Casual music historians love to find little forgotten goldmines, especially when those goldmines possess an energy and consistency that is completely absent in the contemporary music scene and even more especially when that goldmine has no presence on the internet or in reissues. Canadian heavy metal in the 1980s is one of those goldmines. Don’t believe me? Here, try this amazing song and video by the Killer Dwarfs, and read on:
Metal On Ice by Sean Kelly is an indispensable document of a music scene that likely doesn’t exist on your radar. You may have heard of Anvil, and you’ve certainly heard of Helix (and you’re probably wrong about Helix if you don’t know how much they rock), but it’s unlikely that you’ve heard of the Killer Dwarfs before you watched the above video. Let alone Sword, or White Wolf, or Harem Scarem. And the reason for that is nobody has taken a serious look back at Canadian heavy metal. This is unfortunate, because heavy metal was the biggest deal in music in the ’80s, and beyond YouTube videos and hard-to-find records, we have no documents of what that scene was all about (why hasn’t a collection/archive of M.E.A.T. Magazine been done yet?). What was touring Canada like? What were the clubs? Who were the biggest bands? Why can’t we talk about heavy metal?

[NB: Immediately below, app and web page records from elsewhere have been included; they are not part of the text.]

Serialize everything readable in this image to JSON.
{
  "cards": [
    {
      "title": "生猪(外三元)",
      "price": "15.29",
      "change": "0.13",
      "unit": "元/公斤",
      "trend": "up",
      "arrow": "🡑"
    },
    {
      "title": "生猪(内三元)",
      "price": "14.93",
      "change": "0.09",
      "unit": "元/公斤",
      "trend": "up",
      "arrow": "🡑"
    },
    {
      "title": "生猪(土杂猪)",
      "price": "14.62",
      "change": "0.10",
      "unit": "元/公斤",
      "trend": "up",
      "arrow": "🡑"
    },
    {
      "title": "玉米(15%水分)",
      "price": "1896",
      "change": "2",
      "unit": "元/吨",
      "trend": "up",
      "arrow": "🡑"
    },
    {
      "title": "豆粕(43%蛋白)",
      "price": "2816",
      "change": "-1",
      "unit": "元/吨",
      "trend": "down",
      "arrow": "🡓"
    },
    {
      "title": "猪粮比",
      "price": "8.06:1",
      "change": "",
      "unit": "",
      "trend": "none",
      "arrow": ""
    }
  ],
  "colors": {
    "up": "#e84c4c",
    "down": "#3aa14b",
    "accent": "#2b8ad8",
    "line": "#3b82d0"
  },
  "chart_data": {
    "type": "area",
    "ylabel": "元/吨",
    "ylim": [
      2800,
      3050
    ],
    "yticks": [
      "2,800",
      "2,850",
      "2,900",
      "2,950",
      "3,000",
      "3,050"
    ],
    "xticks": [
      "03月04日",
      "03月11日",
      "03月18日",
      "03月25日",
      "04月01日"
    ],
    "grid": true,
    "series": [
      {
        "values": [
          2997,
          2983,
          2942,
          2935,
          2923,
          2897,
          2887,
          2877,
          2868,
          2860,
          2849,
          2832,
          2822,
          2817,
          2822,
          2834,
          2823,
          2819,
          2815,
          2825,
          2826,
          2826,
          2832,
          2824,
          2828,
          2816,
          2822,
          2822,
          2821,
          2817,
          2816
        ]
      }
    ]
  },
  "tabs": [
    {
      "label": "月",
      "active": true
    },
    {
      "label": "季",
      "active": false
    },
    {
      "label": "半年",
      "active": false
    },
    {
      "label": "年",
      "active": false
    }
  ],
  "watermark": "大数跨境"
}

I’m not going to try to argue with or repeat anything Chuck Klosterman has had to say about heavy metal in the 1980s, and lucky for music fans, neither does Sean Kelly. This book doesn’t function as a theory of heavy metal; it documents the history of a scene. Kelly covers a decade of touring, clubbing, recording and rocking by interviewing a comprehensive list of musicians from the Canadian heavy metal scene. These firsthand sources bring the touring circuit, hotels, dangerous driving routes, studios, songwriting and fashion choices to life. And, better than abstract theorizing, you get a sense of what heavy metal musicians were thinking about, which is precisely what most books about music lack, and precisely what makes a lot of music criticism so exasperating.
One of the most engaging things about Kelly’s book is that these bands were the biggest bands in Canada, and many of them have been entirely forgotten. After the cultural revolution of the early ’90s eliminated heavy metal from the collective consciousness, most heavy metal (which was the biggest thing going, remember) was laughed into obscurity (with some justification). Notably, Kelly has no bitter words or jealousy-driven lazy criticism of the scene that replaced heavy metal.

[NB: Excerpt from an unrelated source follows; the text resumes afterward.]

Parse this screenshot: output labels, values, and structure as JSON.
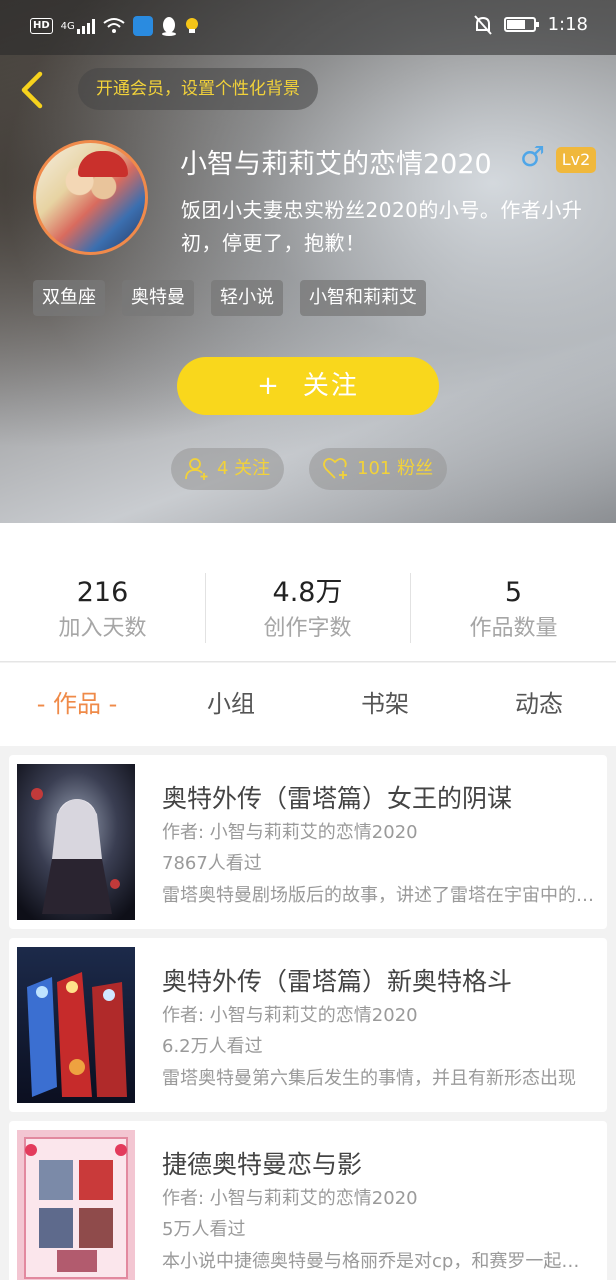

However, the cycle of nostalgia brings things back, right? Well, sort of. Part of getting older -and feeling nostalgic- is paring down that memory. At the same time, part of championing forgotten music from the past is all about cool cachet without risk (hence thrash and shoegaze revivals) but the relative absence of traditional “heavy metal” and Chili Pepper’s/Jane’s Addiction-copping funk metal bands. And this is the biggest shame; Canada’s heavy metal feels very much like a part of us, like a music that Canada really made into something Canadian. Here, look at this White Wolf video to see what I mean:
The only complaint here is that the book goes by so briskly that it could be about double the length it is. You get snapshots of touring the west, and Northern Ontario mining towns, and the Yonge Street scene, but you’re left wanting more. Kelly talks about watching Voivod for the first time and wanting to figure out “How did they do that?”, but he doesn’t explain what Voivod was doing (playing really fast – but I already knew that about Voivod before reading the book).
Invigorating but brief, Kelly’s book tells an untold story about Canadian rock history that needs to be heard, whether you liked the music or not. Metal On Ice puts you onstage with a pointy guitar, in a van with no heat in Alberta, and inside clubs like Rock N’ Roll Heaven with the bands and in their own words. Awesome reading.